Magazine, website & books written by teens since 1989

Dad's Home This work has been published in the Teen Ink monthly print magazine.

By
   "Click," called out the car door as it joined ithe doorjamb the way a seat belt joins its buckle. That was the sound I had been waiting for all week. My dad was finally home from his business trip. I despised those trips, especially when he was gone an entire week, but I guess he really has to go. When he is away, our family link is broken.

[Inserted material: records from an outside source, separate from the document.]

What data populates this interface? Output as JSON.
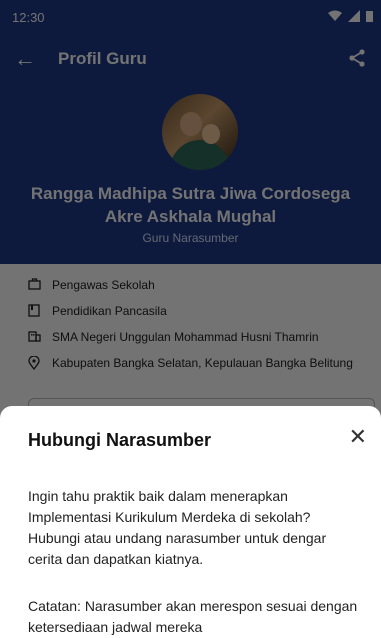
{
  "statusbar": {
    "time": "12:30"
  },
  "appbar": {
    "title": "Profil Guru"
  },
  "profile": {
    "name": "Rangga Madhipa Sutra Jiwa Cordosega Akre Askhala Mughal",
    "role": "Guru Narasumber"
  },
  "details": [
    {
      "icon": "briefcase-icon",
      "text": "Pengawas Sekolah"
    },
    {
      "icon": "book-icon",
      "text": "Pendidikan Pancasila"
    },
    {
      "icon": "school-icon",
      "text": "SMA Negeri Unggulan Mohammad Husni Thamrin"
    },
    {
      "icon": "location-pin-icon",
      "text": "Kabupaten Bangka Selatan, Kepulauan Bangka Belitung"
    }
  ],
  "sheet": {
    "title": "Hubungi Narasumber",
    "description": "Ingin tahu praktik baik dalam menerapkan Implementasi Kurikulum Merdeka di sekolah? Hubungi atau undang narasumber untuk dengar cerita dan dapatkan kiatnya.",
    "note": "Catatan: Narasumber akan merespon sesuai dengan ketersediaan jadwal mereka"
  },
  "colors": {
    "header": "#1e3a8a",
    "scrim": "rgba(0,0,0,0.55)"
  }
}
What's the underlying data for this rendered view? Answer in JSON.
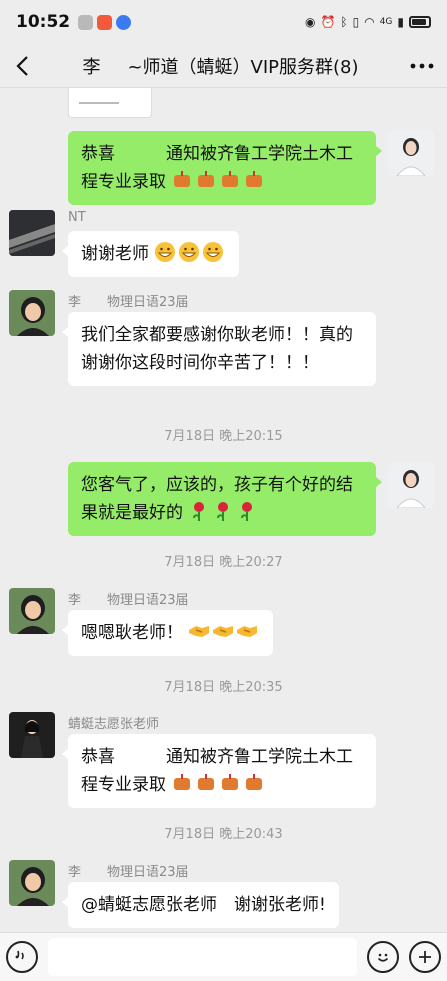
{
  "status_bar": {
    "time": "10:52",
    "network_label": "4G"
  },
  "header": {
    "back_icon": "chevron-left-icon",
    "title": "李   ~师道（蜻蜓）VIP服务群(8)",
    "more_icon": "more-dots-icon"
  },
  "messages": [
    {
      "id": "m1",
      "side": "right",
      "text": "恭喜　　　通知被齐鲁工学院土木工程专业录取",
      "emoji_count": 4
    },
    {
      "id": "m2",
      "side": "left",
      "sender": "NT",
      "text": "谢谢老师",
      "emoji_count": 3
    },
    {
      "id": "m3",
      "side": "left",
      "sender": "李　　物理日语23届",
      "text": "我们全家都要感谢你耿老师！！真的谢谢你这段时间你辛苦了！！！"
    },
    {
      "id": "t1",
      "type": "time",
      "text": "7月18日 晚上20:15"
    },
    {
      "id": "m4",
      "side": "right",
      "text": "您客气了，应该的，孩子有个好的结果就是最好的",
      "emoji_count": 3
    },
    {
      "id": "t2",
      "type": "time",
      "text": "7月18日 晚上20:27"
    },
    {
      "id": "m5",
      "side": "left",
      "sender": "李　　物理日语23届",
      "text": "嗯嗯耿老师！",
      "emoji_count": 3
    },
    {
      "id": "t3",
      "type": "time",
      "text": "7月18日 晚上20:35"
    },
    {
      "id": "m6",
      "side": "left",
      "sender": "蜻蜓志愿张老师",
      "text": "恭喜　　　通知被齐鲁工学院土木工程专业录取",
      "emoji_count": 4
    },
    {
      "id": "t4",
      "type": "time",
      "text": "7月18日 晚上20:43"
    },
    {
      "id": "m7",
      "side": "left",
      "sender": "李　　物理日语23届",
      "text": "@蜻蜓志愿张老师　谢谢张老师!"
    }
  ],
  "input_bar": {
    "voice_icon": "voice-icon",
    "emoji_icon": "emoji-icon",
    "add_icon": "plus-icon",
    "placeholder": ""
  },
  "colors": {
    "background": "#ededed",
    "bubble_self": "#95ec69",
    "bubble_other": "#ffffff",
    "timestamp": "#9a9a9a"
  }
}
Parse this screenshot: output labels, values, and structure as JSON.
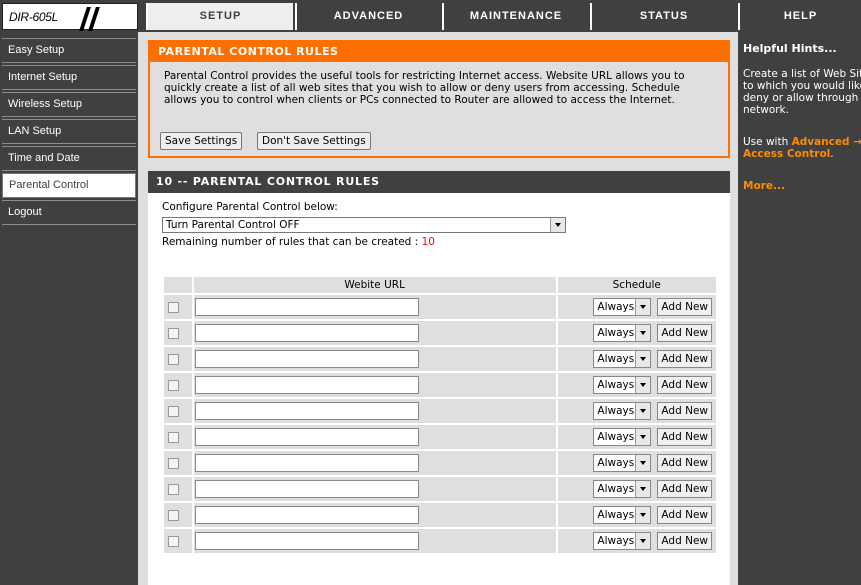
{
  "header": {
    "model": "DIR-605L",
    "tabs": [
      "SETUP",
      "ADVANCED",
      "MAINTENANCE",
      "STATUS",
      "HELP"
    ],
    "active_tab": "SETUP"
  },
  "sidebar": {
    "items": [
      {
        "label": "Easy Setup"
      },
      {
        "label": "Internet Setup"
      },
      {
        "label": "Wireless Setup"
      },
      {
        "label": "LAN Setup"
      },
      {
        "label": "Time and Date"
      },
      {
        "label": "Parental Control"
      },
      {
        "label": "Logout"
      }
    ],
    "active_item": "Parental Control"
  },
  "intro": {
    "title": "PARENTAL CONTROL RULES",
    "description": "Parental Control provides the useful tools for restricting Internet access. Website URL allows you to quickly create a list of all web sites that you wish to allow or deny users from accessing. Schedule allows you to control when clients or PCs connected to Router are allowed to access the Internet.",
    "save_label": "Save Settings",
    "dont_save_label": "Don't Save Settings"
  },
  "rules": {
    "title": "10 -- PARENTAL CONTROL RULES",
    "configure_label": "Configure Parental Control below:",
    "configure_value": "Turn Parental Control OFF",
    "remaining_label": "Remaining number of rules that can be created :",
    "remaining_count": "10",
    "col_url": "Webite URL",
    "col_schedule": "Schedule",
    "schedule_default": "Always",
    "add_new_label": "Add New",
    "row_count": 10
  },
  "hints": {
    "title": "Helpful Hints...",
    "text1": "Create a list of Web Sites to which you would like to deny or allow through the network.",
    "text2_prefix": "Use with",
    "text2_link": "Advanced → Access Control",
    "text2_suffix": ".",
    "more": "More..."
  },
  "colors": {
    "accent": "#ff6f00",
    "dark": "#404040",
    "panel": "#dfdfdf",
    "highlight": "#ff0000"
  }
}
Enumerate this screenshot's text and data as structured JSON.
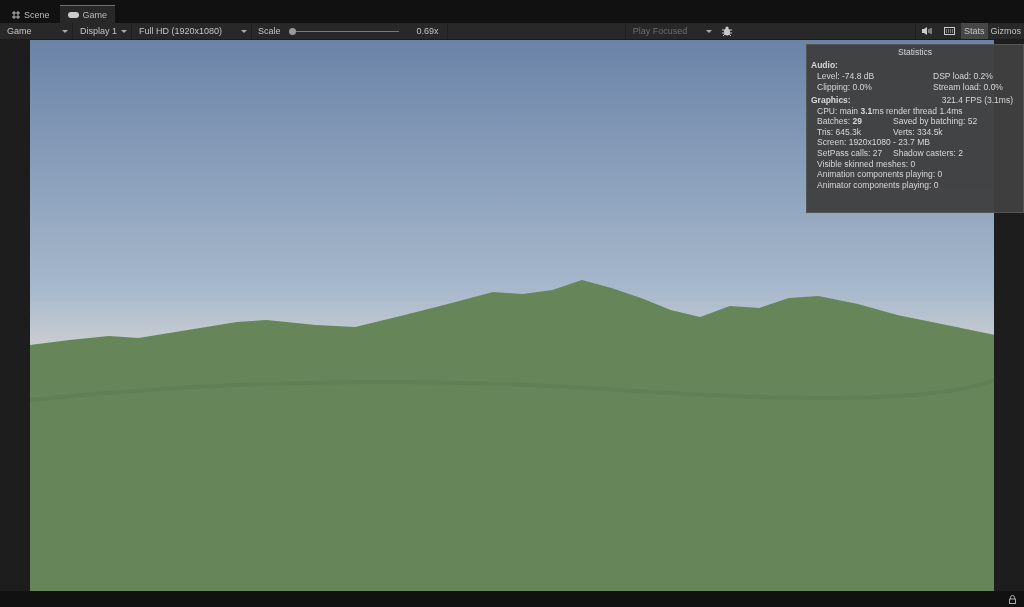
{
  "tabs": [
    {
      "label": "Scene",
      "selected": false
    },
    {
      "label": "Game",
      "selected": true
    }
  ],
  "toolbar": {
    "view_dropdown": "Game",
    "display_dropdown": "Display 1",
    "resolution_dropdown": "Full HD (1920x1080)",
    "scale_label": "Scale",
    "scale": {
      "level": 0.0
    },
    "scale_reading": "0.69x",
    "play_mode_dropdown": "Play Focused",
    "stats": {
      "label": "Stats",
      "selected": true
    },
    "gizmos": "Gizmos"
  },
  "statistics": {
    "title": "Statistics",
    "sections": [
      {
        "heading": "Audio:",
        "rows": [
          [
            "Level: -74.8 dB",
            "DSP load: 0.2%"
          ],
          [
            "Clipping: 0.0%",
            "Stream load: 0.0%"
          ]
        ]
      },
      {
        "heading": "Graphics:",
        "heading_right": "321.4 FPS (3.1ms)",
        "rows": [
          [
            "CPU: main **3.1**ms  render thread 1.4ms"
          ],
          [
            "Batches: **29**",
            "Saved by batching: 52"
          ],
          [
            "Tris: 645.3k",
            "Verts: 334.5k"
          ],
          [
            "Screen: 1920x1080 - 23.7 MB"
          ],
          [
            "SetPass calls: 27",
            "Shadow casters: 2"
          ],
          [
            "Visible skinned meshes: 0"
          ],
          [
            "Animation components playing: 0"
          ],
          [
            "Animator components playing: 0"
          ]
        ]
      }
    ]
  }
}
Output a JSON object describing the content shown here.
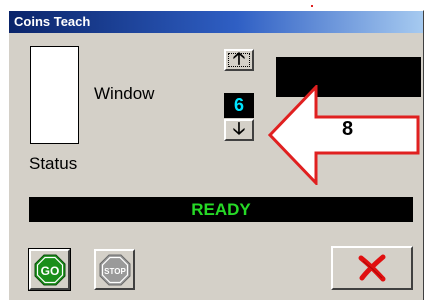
{
  "window": {
    "title": "Coins Teach"
  },
  "labels": {
    "window": "Window",
    "status": "Status"
  },
  "spinner": {
    "value": "6",
    "up_icon": "arrow-up-icon",
    "down_icon": "arrow-down-icon"
  },
  "callout": {
    "number": "8",
    "color": "#e02020"
  },
  "status": {
    "text": "READY",
    "color": "#26d926"
  },
  "buttons": {
    "go": {
      "label": "GO",
      "icon": "go-sign-icon",
      "color": "#1a8f1a"
    },
    "stop": {
      "label": "STOP",
      "icon": "stop-sign-icon",
      "color": "#9a9a9a"
    },
    "cancel": {
      "icon": "red-x-icon",
      "color": "#e01010"
    }
  }
}
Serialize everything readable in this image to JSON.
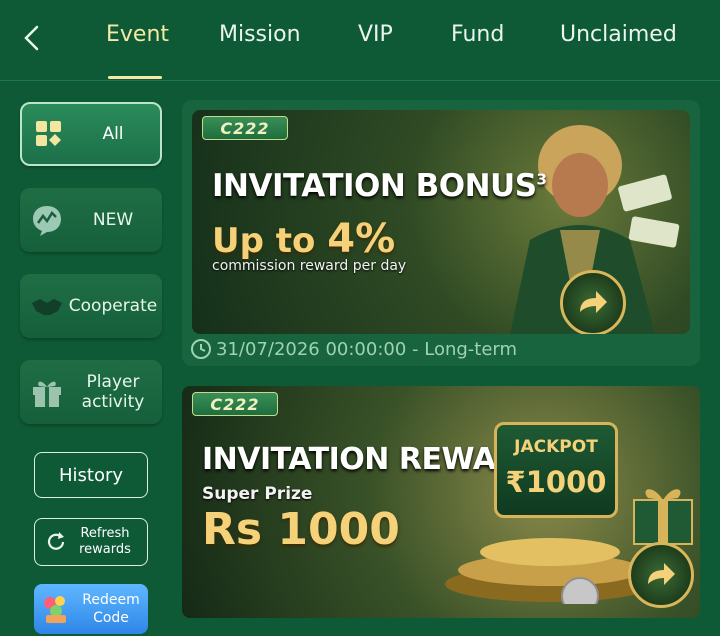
{
  "tabs": [
    {
      "label": "Event",
      "active": true
    },
    {
      "label": "Mission",
      "active": false
    },
    {
      "label": "VIP",
      "active": false
    },
    {
      "label": "Fund",
      "active": false
    },
    {
      "label": "Unclaimed",
      "active": false
    }
  ],
  "sidebar": {
    "items": [
      {
        "label": "All",
        "icon": "grid-icon",
        "active": true
      },
      {
        "label": "NEW",
        "icon": "chat-trend-icon",
        "active": false
      },
      {
        "label": "Cooperate",
        "icon": "handshake-icon",
        "active": false
      },
      {
        "label": "Player activity",
        "icon": "gift-icon",
        "active": false
      }
    ],
    "history_label": "History",
    "refresh_label": "Refresh rewards",
    "redeem_label": "Redeem Code"
  },
  "banners": [
    {
      "logo": "C222",
      "title": "INVITATION BONUS",
      "superscript": "3",
      "highlight_prefix": "Up to ",
      "highlight_value": "4%",
      "subtitle": "commission reward per day",
      "footer": "31/07/2026 00:00:00 - Long-term"
    },
    {
      "logo": "C222",
      "title": "INVITATION REWARD",
      "subtitle": "Super Prize",
      "highlight_value": "Rs 1000",
      "jackpot_label": "JACKPOT",
      "jackpot_amount": "₹1000"
    }
  ],
  "colors": {
    "background": "#0f5a36",
    "active_tab": "#f5e9a6",
    "gold": "#f5d27a",
    "redeem": "#3f9af0"
  }
}
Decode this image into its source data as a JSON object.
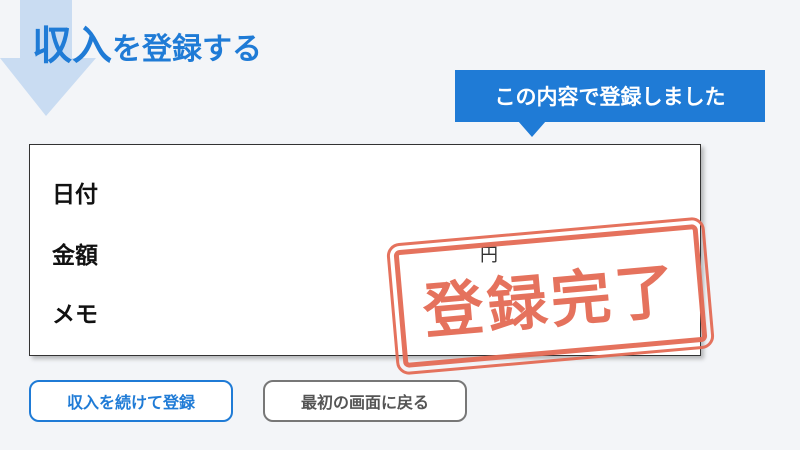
{
  "header": {
    "title_emphasis": "収入",
    "title_rest": "を登録する"
  },
  "callout": {
    "text": "この内容で登録しました"
  },
  "form": {
    "date_label": "日付",
    "amount_label": "金額",
    "amount_unit": "円",
    "memo_label": "メモ"
  },
  "stamp": {
    "text": "登録完了"
  },
  "buttons": {
    "continue_label": "収入を続けて登録",
    "home_label": "最初の画面に戻る"
  },
  "colors": {
    "accent": "#1f7bd6",
    "stamp": "#e46b55",
    "background": "#f3f5f8"
  },
  "icons": {
    "background_arrow": "down-arrow-icon"
  }
}
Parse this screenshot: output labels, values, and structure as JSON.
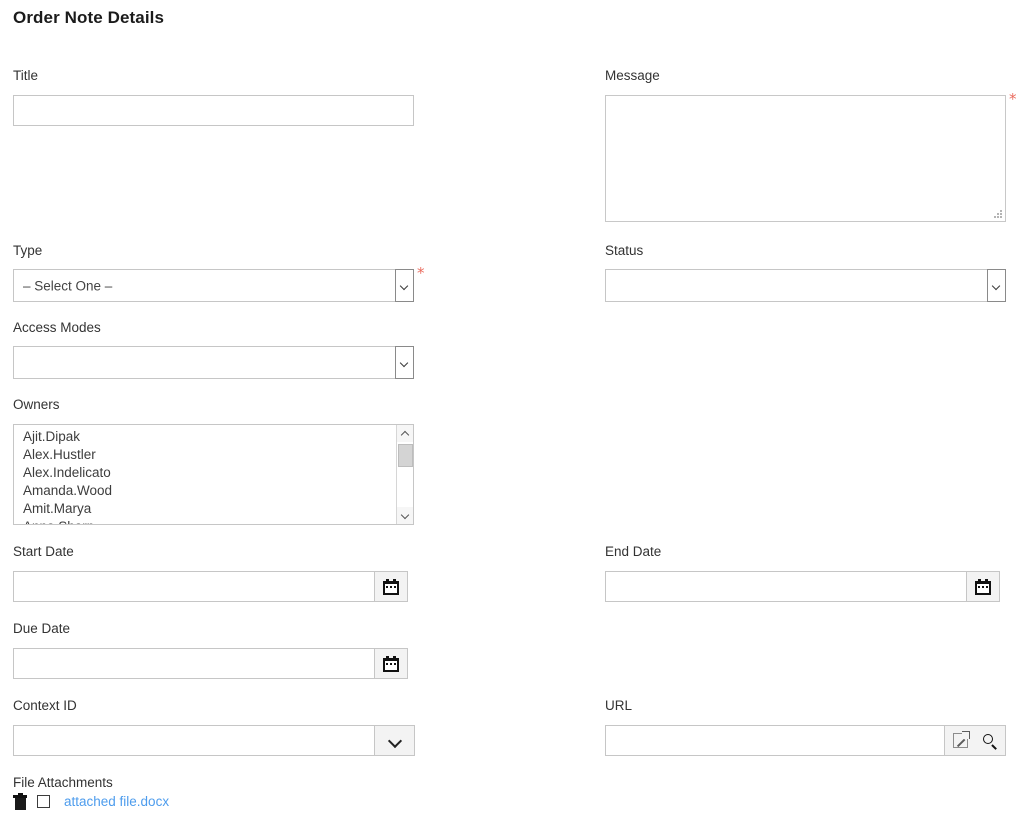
{
  "page": {
    "title": "Order Note Details"
  },
  "fields": {
    "title": {
      "label": "Title",
      "value": "",
      "placeholder": ""
    },
    "message": {
      "label": "Message",
      "value": "",
      "placeholder": "",
      "required_marker": "*"
    },
    "type": {
      "label": "Type",
      "selected": "– Select One –",
      "required_marker": "*"
    },
    "status": {
      "label": "Status",
      "selected": ""
    },
    "access_modes": {
      "label": "Access Modes",
      "selected": ""
    },
    "owners": {
      "label": "Owners",
      "options": [
        "Ajit.Dipak",
        "Alex.Hustler",
        "Alex.Indelicato",
        "Amanda.Wood",
        "Amit.Marya",
        "Anna.Sharp"
      ]
    },
    "start_date": {
      "label": "Start Date",
      "value": "",
      "placeholder": ""
    },
    "end_date": {
      "label": "End Date",
      "value": "",
      "placeholder": ""
    },
    "due_date": {
      "label": "Due Date",
      "value": "",
      "placeholder": ""
    },
    "context_id": {
      "label": "Context ID",
      "value": "",
      "placeholder": ""
    },
    "url": {
      "label": "URL",
      "value": "",
      "placeholder": ""
    },
    "file_attachments": {
      "label": "File Attachments",
      "items": [
        {
          "name": "attached file.docx"
        }
      ]
    }
  },
  "icons": {
    "calendar": "calendar-icon",
    "chevron_down": "chevron-down-icon",
    "external_link": "external-link-icon",
    "search": "search-icon",
    "trash": "trash-icon"
  },
  "colors": {
    "link": "#4d9ced",
    "required": "#ea6b5e",
    "border": "#c6c6c6",
    "text": "#333333"
  }
}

Today is Friday, a rainy, dank and dreary one to be exact. All afternoon I had nothing to do. The computer games were tiresome and boring, my brother wasn't home, and my mother was reading her stupid old school committee packet of material for her meeting. The only thing of interest was the scrumptious dinner she was cooking. Yearning for my dad to come home didn't help at all. But now he was home, and as instantaneously as a light bulb goes on, I felt better and our family ties were reconnected.

I raced to the top of our basement steps, but I wasn't the first there. Biscuit was. All she does when my dad arrives home is bark, bark, bark the way a hound does chasing after a rabbit. Our fluorescent basement lights flickered on and my Dad entered with his black and brown garment bag bulging with a week's worth of shirts and suits. "Hi," I called. Our family isn't big on greetings, usually a tight hug is it, or on occasion a mushy, gushy kiss leaving a slimy red lipstick mark on my face when my grandparents come over, but that's about it.

"Hello, big guy," he answered. Those words drifted on the cylinders of air spinning tornado style, and raced forward to my eardrum. I do not know why, but those three measly words were special; they had lots of meaning. They vibrated dignity and love. They spoke about how I'm my dad's oldest, his first born, his first pride. Warmth and happiness enveloped me as if I had been accepted to Harvard or had won the Newbury medal. I felt as if I was the only existing son and the only one who meant anything to anyone, especially my father. Those words told me I should be proud to be his son and I certainly was.

My dad's heavy footsteps clunked up the steps, finally reaching the top. I stepped back, giving him space to put his luggage down. In my mind this signaled that it was time to hug him. Without hesitation, I closed the gap of the foot between us and grabbed hold of him, my arms wrapping around him. He enclosed me, with his muscular arms squeezing my stomach and pulling me closer to him, causing the buttons on his sports coat to dig uncomfortably into my chest. But I didn't mind because he was home now. n


This work has been published in the Teen Ink monthly print magazine. This piece has been published in Teen Ink’s monthly print magazine.






Post a Comment

Be the first to comment on this article!

bRealTime banner ad on the left side
Site Feedback